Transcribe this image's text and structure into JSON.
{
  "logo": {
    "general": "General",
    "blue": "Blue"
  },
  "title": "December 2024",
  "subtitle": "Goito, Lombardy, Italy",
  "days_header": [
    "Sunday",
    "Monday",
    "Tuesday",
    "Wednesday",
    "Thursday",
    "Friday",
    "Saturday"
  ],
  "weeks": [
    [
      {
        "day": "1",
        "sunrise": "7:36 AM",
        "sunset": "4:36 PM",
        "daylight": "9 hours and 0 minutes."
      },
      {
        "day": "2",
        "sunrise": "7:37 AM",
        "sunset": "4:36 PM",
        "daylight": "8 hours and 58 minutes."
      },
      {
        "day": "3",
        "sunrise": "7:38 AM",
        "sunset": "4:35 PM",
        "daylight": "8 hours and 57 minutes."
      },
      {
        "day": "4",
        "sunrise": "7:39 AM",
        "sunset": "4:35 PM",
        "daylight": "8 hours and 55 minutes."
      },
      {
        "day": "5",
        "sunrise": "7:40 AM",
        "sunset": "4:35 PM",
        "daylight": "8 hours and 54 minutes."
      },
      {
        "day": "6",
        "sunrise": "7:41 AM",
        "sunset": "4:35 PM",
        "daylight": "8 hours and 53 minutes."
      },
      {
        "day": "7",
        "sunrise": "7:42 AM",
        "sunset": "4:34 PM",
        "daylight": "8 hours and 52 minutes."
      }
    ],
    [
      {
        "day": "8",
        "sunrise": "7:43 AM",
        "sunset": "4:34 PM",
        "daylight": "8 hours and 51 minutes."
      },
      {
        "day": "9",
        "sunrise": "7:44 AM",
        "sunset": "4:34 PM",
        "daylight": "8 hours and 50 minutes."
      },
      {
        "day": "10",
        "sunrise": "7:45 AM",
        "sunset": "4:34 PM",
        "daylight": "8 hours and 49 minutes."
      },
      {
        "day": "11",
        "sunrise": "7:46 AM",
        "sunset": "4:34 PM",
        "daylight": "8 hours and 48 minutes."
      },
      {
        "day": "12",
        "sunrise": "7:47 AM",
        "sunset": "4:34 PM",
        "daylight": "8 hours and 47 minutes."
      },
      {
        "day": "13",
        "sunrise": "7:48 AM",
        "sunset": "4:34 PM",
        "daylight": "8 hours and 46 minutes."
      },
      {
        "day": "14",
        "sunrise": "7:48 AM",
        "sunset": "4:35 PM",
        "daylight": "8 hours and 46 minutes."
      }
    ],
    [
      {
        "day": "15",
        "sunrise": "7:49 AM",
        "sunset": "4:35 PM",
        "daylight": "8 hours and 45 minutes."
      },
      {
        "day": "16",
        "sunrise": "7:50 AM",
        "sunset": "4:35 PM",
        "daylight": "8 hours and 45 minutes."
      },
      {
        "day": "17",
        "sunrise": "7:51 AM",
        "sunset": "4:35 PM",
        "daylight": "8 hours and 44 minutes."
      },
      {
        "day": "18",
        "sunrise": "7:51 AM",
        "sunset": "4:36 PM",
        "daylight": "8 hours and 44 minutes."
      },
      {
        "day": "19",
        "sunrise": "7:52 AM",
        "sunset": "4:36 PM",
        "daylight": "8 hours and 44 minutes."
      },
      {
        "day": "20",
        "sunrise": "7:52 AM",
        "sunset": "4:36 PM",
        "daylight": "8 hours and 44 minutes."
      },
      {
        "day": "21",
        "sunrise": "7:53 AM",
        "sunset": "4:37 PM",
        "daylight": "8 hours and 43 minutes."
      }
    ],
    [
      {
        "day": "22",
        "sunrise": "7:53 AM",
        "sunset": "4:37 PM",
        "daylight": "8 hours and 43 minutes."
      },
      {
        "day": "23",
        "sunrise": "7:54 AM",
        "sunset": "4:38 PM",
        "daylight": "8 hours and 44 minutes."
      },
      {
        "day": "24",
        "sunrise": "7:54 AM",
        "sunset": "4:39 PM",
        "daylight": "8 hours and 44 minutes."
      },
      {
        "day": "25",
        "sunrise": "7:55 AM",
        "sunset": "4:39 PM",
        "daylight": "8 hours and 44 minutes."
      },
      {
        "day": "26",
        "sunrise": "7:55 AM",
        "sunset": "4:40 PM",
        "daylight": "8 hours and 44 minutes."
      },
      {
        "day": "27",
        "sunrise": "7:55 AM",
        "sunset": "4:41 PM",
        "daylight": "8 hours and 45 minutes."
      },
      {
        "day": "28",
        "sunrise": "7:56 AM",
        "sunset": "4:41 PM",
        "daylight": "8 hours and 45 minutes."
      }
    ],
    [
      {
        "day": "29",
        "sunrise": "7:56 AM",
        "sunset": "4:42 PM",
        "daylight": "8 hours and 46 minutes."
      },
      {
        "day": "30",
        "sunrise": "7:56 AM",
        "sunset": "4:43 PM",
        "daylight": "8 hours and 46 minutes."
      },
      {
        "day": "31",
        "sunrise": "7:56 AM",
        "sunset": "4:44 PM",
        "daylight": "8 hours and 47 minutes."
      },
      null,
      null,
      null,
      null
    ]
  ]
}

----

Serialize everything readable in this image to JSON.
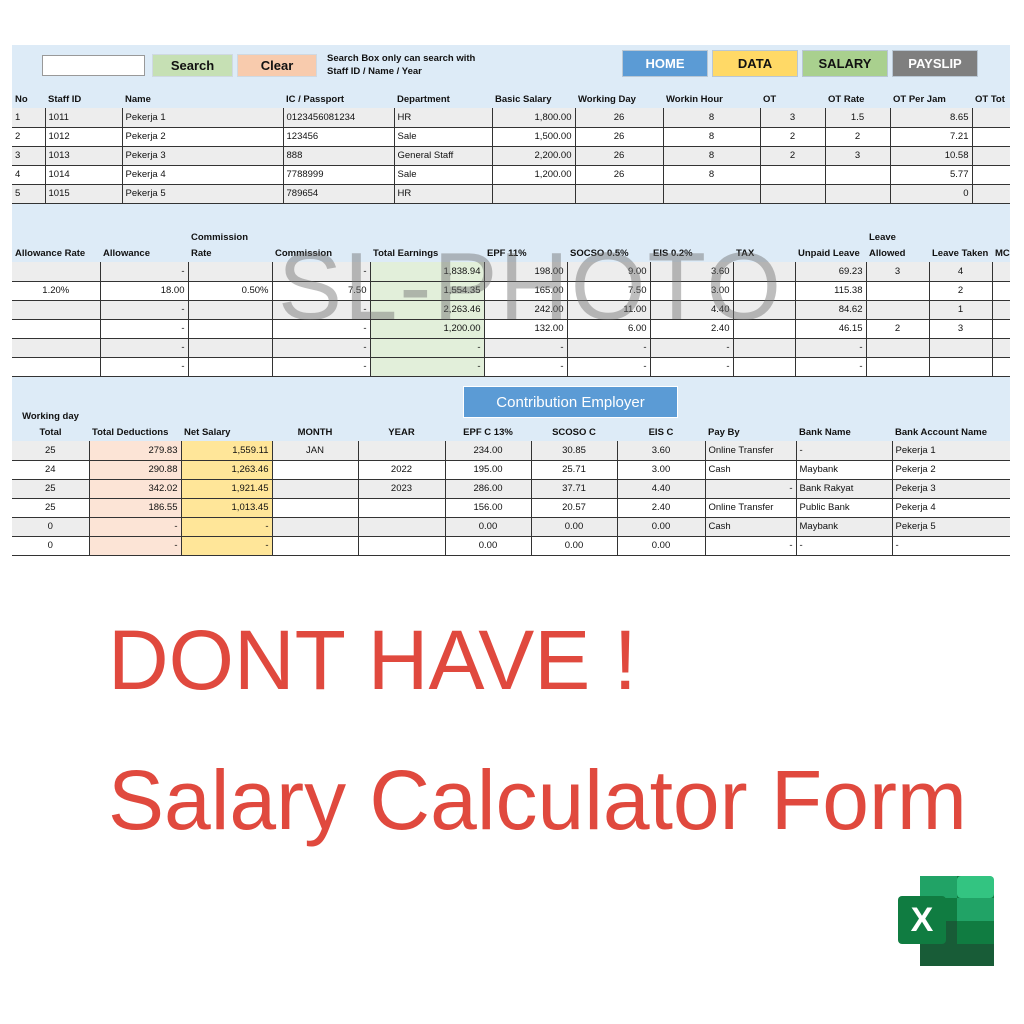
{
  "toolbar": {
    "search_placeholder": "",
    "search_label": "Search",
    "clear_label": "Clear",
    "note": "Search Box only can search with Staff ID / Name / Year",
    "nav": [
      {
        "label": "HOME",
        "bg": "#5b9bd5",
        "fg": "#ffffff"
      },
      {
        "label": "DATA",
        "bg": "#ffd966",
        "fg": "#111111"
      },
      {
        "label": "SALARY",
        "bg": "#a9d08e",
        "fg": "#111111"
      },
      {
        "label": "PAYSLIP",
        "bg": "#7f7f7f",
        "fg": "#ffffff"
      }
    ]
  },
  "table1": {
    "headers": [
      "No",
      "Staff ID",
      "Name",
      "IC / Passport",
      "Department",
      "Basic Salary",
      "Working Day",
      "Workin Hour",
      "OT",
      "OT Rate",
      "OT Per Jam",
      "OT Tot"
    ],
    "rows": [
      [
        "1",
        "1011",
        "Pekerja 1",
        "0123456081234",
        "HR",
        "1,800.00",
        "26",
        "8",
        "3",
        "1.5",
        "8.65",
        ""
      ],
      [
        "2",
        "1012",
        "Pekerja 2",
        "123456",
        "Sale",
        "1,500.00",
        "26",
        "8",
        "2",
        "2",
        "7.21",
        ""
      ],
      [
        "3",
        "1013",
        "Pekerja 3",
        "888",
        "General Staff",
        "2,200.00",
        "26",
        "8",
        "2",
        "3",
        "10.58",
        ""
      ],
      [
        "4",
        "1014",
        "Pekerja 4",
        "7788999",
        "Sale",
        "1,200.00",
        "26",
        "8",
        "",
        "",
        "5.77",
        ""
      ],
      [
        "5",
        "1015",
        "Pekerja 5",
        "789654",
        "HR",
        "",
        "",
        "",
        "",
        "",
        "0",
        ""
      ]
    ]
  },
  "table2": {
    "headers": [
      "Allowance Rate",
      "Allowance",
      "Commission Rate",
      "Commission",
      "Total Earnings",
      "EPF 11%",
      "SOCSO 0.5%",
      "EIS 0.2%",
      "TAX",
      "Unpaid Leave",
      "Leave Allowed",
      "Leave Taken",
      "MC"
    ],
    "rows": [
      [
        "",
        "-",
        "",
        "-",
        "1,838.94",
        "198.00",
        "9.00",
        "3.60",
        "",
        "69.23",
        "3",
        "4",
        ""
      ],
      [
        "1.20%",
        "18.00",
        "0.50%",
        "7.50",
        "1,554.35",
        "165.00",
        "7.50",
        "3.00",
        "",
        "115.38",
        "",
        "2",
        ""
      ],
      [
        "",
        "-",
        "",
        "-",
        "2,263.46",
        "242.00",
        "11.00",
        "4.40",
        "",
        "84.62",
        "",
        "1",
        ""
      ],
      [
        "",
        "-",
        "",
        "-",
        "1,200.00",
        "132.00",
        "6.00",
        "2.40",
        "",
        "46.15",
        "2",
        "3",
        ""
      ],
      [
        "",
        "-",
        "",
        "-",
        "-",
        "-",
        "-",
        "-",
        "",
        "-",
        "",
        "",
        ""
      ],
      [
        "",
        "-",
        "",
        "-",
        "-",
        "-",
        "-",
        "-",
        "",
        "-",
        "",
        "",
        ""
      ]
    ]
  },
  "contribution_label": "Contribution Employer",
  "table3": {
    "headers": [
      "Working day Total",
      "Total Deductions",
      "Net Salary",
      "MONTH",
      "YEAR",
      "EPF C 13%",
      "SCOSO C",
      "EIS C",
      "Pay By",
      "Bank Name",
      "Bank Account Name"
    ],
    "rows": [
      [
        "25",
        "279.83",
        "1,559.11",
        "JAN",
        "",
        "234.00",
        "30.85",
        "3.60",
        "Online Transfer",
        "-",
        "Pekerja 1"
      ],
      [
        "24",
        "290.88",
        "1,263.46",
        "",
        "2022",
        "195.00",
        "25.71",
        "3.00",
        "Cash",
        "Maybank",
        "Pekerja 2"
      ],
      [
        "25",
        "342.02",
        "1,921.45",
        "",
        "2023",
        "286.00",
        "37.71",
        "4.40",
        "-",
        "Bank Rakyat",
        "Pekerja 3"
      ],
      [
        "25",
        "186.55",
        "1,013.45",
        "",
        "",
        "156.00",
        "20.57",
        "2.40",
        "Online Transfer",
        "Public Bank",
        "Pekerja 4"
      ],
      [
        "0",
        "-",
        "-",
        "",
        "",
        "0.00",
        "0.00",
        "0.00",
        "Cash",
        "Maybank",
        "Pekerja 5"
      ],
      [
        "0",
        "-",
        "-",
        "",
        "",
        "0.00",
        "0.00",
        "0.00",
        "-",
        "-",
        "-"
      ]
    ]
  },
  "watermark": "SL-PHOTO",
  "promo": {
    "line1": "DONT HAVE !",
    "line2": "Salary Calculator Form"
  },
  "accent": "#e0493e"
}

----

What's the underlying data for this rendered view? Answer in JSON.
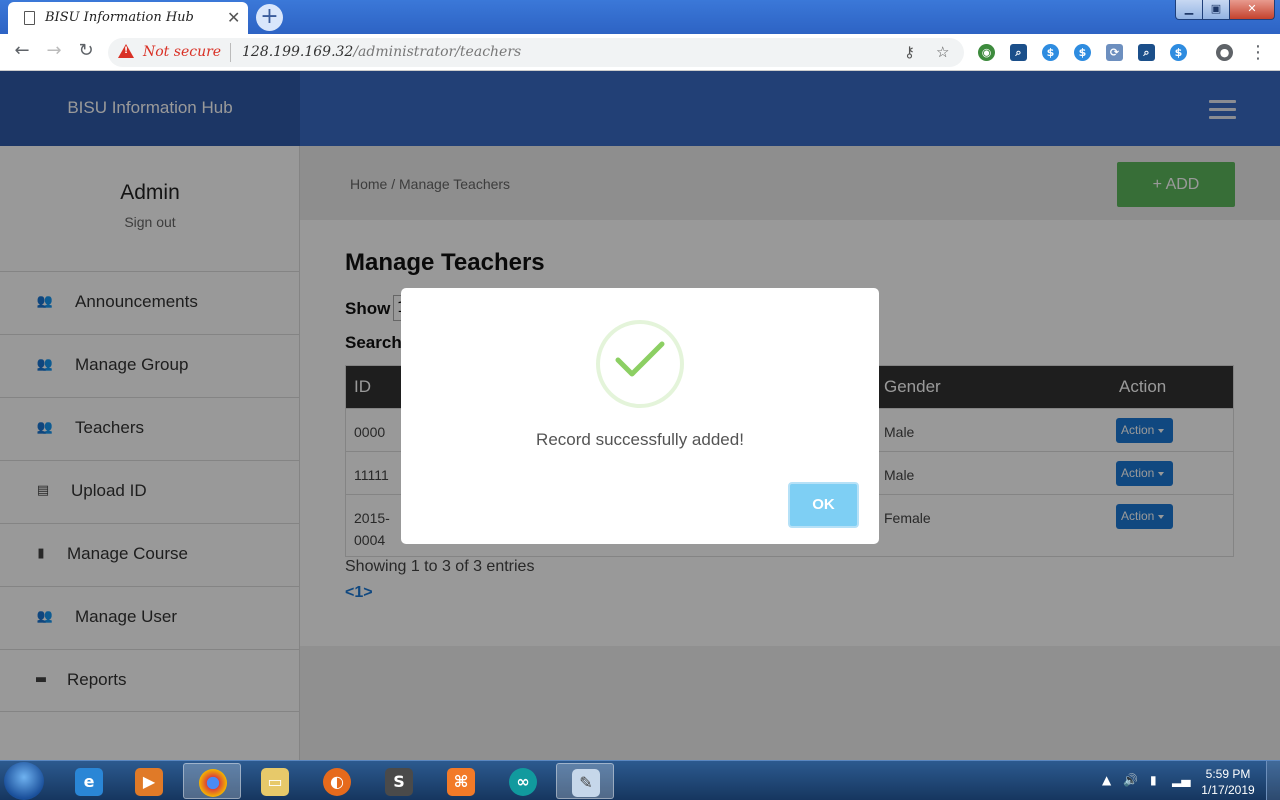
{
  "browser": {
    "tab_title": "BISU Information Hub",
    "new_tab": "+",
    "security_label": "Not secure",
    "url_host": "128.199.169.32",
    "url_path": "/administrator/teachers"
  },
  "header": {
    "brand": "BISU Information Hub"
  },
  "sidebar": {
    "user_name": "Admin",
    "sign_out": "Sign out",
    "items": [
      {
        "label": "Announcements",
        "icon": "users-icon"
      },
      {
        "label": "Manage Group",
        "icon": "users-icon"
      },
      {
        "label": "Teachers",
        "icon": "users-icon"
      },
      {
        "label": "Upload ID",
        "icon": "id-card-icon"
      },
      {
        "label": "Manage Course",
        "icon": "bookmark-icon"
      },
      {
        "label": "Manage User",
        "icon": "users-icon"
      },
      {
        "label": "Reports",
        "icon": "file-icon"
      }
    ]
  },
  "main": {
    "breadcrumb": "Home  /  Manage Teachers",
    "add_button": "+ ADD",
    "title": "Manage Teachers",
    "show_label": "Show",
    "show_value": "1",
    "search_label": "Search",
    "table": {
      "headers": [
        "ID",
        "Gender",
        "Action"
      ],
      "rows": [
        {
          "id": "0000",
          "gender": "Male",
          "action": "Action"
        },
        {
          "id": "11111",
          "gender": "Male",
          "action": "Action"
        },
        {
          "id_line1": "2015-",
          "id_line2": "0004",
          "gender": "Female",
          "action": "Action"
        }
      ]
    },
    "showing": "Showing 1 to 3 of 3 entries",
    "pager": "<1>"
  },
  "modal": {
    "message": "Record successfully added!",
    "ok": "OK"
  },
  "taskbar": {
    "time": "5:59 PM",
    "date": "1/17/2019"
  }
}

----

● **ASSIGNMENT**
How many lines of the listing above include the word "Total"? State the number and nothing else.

● **YOUR RESPONSE**
3